Caring for Our Home Community

the meals. Needs continue into 2021 and donations are still being accepted. To donate or learn more, please see here.

Alleviating Child Hunger

WCCF’s first leadership initiative was to address childhood hunger, an issue that impacts hundreds of children and their ability to learn. An estimated 50 million Americans do not know where their next meal will come from, amounting to 1 in 6 Americans. This impacts children right here in Colorado – with estimates of 1 in 6 children not knowing when or where they will get their next meal. Nearly 60% of Colorado teachers report that they have students who regularly come to school hungry. Studies show that when children are not receiving proper nutrition, they fall behind and stay behind their peers. Students have difficulty focusing, causing for lost instruction time within the classroom.

Since 2012, WCCF has been identifying innovative solutions to address child hunger in our communities and providing funding to hunger relief organizations to help them better meet community needs. In 2015, after learning about gaps in services through meetings with school district employees, parents, stakeholders and child hunger organizations, WCCF partnered with Mesa County Valley School District 51’s Food and Nutrition Services to pilot the Lunch Lizard, bringing free summer meals to low-income neighborhoods to ensure kids have access to a nutritious lunch during the summer months.

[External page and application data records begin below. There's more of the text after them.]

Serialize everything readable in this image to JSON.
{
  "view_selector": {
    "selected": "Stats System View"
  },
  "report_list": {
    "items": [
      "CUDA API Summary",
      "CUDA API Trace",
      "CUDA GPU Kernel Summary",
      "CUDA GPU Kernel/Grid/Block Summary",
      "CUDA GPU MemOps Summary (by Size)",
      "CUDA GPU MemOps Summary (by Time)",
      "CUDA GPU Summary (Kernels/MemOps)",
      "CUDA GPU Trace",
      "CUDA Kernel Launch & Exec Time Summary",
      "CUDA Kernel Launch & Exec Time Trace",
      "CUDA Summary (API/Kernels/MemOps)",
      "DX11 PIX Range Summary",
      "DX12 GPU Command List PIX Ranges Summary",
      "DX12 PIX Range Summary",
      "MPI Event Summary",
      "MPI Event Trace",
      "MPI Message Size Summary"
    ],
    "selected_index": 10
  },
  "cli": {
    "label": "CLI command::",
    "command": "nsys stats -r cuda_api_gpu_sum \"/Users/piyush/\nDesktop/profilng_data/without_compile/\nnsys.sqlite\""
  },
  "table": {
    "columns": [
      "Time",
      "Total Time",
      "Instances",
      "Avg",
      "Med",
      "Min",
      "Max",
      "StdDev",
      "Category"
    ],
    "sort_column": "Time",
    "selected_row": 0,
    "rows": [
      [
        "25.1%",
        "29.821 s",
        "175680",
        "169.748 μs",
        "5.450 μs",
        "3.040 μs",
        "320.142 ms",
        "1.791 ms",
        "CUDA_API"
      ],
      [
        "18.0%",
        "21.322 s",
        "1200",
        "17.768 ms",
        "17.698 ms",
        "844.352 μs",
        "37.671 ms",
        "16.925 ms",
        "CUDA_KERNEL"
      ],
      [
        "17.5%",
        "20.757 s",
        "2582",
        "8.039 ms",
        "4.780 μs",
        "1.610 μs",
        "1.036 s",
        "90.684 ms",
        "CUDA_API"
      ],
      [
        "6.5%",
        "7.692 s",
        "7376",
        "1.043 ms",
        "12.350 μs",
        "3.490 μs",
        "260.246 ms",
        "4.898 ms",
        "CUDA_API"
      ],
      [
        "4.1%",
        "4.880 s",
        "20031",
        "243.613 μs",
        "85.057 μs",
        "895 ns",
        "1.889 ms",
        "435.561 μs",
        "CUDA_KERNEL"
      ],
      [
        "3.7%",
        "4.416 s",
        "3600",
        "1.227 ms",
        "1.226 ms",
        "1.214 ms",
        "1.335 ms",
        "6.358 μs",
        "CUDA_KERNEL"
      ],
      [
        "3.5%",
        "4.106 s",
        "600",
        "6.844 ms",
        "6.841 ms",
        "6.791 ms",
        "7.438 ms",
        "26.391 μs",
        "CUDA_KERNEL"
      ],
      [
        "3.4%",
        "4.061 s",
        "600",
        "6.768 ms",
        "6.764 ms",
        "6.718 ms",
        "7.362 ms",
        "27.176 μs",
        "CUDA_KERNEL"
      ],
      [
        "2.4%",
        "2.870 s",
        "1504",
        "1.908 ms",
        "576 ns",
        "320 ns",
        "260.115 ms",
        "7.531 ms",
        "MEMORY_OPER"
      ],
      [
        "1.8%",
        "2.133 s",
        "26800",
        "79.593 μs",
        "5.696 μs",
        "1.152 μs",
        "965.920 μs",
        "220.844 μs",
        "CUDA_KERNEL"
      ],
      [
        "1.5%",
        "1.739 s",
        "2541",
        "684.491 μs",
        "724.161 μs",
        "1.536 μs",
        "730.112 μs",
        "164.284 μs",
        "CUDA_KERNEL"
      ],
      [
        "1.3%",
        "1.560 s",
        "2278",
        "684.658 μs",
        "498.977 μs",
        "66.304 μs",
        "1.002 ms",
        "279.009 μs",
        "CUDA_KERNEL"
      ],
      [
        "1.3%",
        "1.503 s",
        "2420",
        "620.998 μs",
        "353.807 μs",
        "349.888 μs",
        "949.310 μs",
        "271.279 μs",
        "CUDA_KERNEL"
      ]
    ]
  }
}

Lunch Lizard Summer Mobile Meals Program – Feeding Hungry Kids…One Neighborhood at a Time

In 2015, WCCF and Mesa County Valley School District 51’s Food and Nutrition Services piloted the Lunch Lizard Summer Mobile Meals Program, providing free, nutritious meals to children ages 0-18 in Mesa County’s lower income areas. Lunch is brought directly to where children live and play, decreasing barriers for children to access summer meals. Partners like School District 51 help WCCF identify community needs. For instance, over 10,000 students are eligible for free and reduced lunches, but these children have limited meal options in the summer months.

Since 2015, the Lunch Lizard has increased the number of meals served sixfold, providing over 20,000 meals to children each summer. Kids Aid partners with the program and provides over 2,500 bags of weekend food.

The Lunch Lizard now has three trucks serving about 15 community sites during the summer. The Lunch Lizard trucks are also used during the school year to bring meals to schools that do not have kitchens and the trucks were a great help during the on-set of COVID-19 in 2020.

For more information on summer meals near your community see the Summer Meals Western Colorado Facebook page here.

To learn more about District 51 Nutrition Services, check out their webpage, here.

Colorado Health Foundation Award

Colorado Health Foundation Award

The Colorado Health Foundation Awards $197,000 to the Western Colorado Community Foundation to Address Hunger in our Community October 29, 2020, Grand Junction, CO – The Western Colorado Community Foundation is pleased to announce that it has been awarded a $197,000...

Colorado State University Article on Hunger

Colorado State University Article on Hunger

Colorado State University Article By Nancy Lofholm | Photography by Alec Jacobson The sun was starting to crank from bake to broil on a Sunday morning in August, as a gang of wagon-pulling volunteers headed into a vegetable plot at Colorado State University’s Western...